More than half of undergraduates believe that international students work harder than British ones, a new study suggests.
Some 54 per cent of just over 1,000 students polled on behalf of the Higher Education Policy Institute and the Higher Education Academy thought that students from overseas put more effort into their studies than those from the UK.
Only 4 per cent said that international students worked less hard, while one-third (33 per cent) said that they were just as diligent as UK students, according to the results published on 25 June.
Students at Russell Group universities were even more favourable, with almost two-thirds (63 per cent) rating overseas students as harder workers. Only 2 per cent thought that they were lazier than UK students, says the poll, which was undertaken by YouthSight last month.
The surveyed undergraduates – 137 of whom were international students themselves – are also generally positive about the contribution of overseas students to the learning environment, the report says.
Only one in four students thought that international students required more attention from lecturers (26 per cent) or slowed down the class because of language issues (25 per cent), while two-thirds (65 per cent) disagreed that the presence of international students cut the quality of the academic discussions.
“Those who fear international students harm the student experience of home students are wrong. In fact, they enhance it,” said Nick Hillman, director of Hepi.
“Without a healthy number of international students, it is likely that some courses would be uneconomic to run, classroom discussions would be excessively monocultural and graduates would have a more limited outlook,” he added.

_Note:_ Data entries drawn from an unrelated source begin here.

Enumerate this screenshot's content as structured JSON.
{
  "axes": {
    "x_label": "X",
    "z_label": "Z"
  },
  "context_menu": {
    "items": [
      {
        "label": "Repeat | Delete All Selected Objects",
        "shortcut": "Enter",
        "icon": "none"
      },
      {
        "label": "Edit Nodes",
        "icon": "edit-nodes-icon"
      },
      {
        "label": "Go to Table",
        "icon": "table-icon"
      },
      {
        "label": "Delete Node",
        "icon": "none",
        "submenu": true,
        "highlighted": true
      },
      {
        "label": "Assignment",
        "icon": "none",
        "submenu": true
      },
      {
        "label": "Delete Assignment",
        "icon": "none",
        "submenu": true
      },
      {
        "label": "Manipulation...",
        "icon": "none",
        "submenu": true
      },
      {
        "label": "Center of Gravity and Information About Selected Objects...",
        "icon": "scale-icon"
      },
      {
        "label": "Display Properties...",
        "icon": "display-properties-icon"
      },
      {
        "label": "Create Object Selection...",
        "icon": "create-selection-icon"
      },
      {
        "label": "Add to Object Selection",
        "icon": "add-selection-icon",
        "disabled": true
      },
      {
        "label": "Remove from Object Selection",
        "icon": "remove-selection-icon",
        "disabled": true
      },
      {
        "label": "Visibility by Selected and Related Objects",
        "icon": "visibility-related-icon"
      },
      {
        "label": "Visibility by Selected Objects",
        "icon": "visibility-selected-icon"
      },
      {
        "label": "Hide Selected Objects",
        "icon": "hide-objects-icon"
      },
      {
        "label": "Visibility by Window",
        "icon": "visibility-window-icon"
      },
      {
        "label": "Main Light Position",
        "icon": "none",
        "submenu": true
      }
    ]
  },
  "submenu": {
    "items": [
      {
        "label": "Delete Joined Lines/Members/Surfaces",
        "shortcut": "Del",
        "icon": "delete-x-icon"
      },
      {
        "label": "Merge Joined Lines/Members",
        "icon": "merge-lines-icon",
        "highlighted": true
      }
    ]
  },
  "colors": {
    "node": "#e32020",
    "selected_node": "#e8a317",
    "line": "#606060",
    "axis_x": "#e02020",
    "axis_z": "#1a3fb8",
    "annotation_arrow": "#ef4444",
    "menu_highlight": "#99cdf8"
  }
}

Highlighting the educational and financial benefits of international students to UK universities may help to soften government policy over student visas, Mr Hillman said.
It follows the Conservative Party’s commitment in its 2015 manifesto to crack down further on student visas and the Tories’ aim to cut net migration to below 100,000 people a year, despite also setting ambitious revenue targets for international student number growth.
“The Home Office is in one corner trying to reduce the number of international students, and pretty much everyone else is in the other corner trying to increase them,” said Mr Hillman. “We want to break that stalemate by highlighting the educational benefits of having diverse student bodies.”
The study also shows that the majority of students (75 per cent) are indifferent about whether their lecturers come from other countries.
“The rich mix of cultures, tolerance and understanding that an international experience fosters helps prepare students to contribute as global citizens,” said Stephanie Marshall, chief executive of the HEA, on the growing internationalisation of UK universities. “An internationally diverse student body has many benefits – educationally, economically and culturally – for the students themselves and for higher education institutions as a whole,” she added.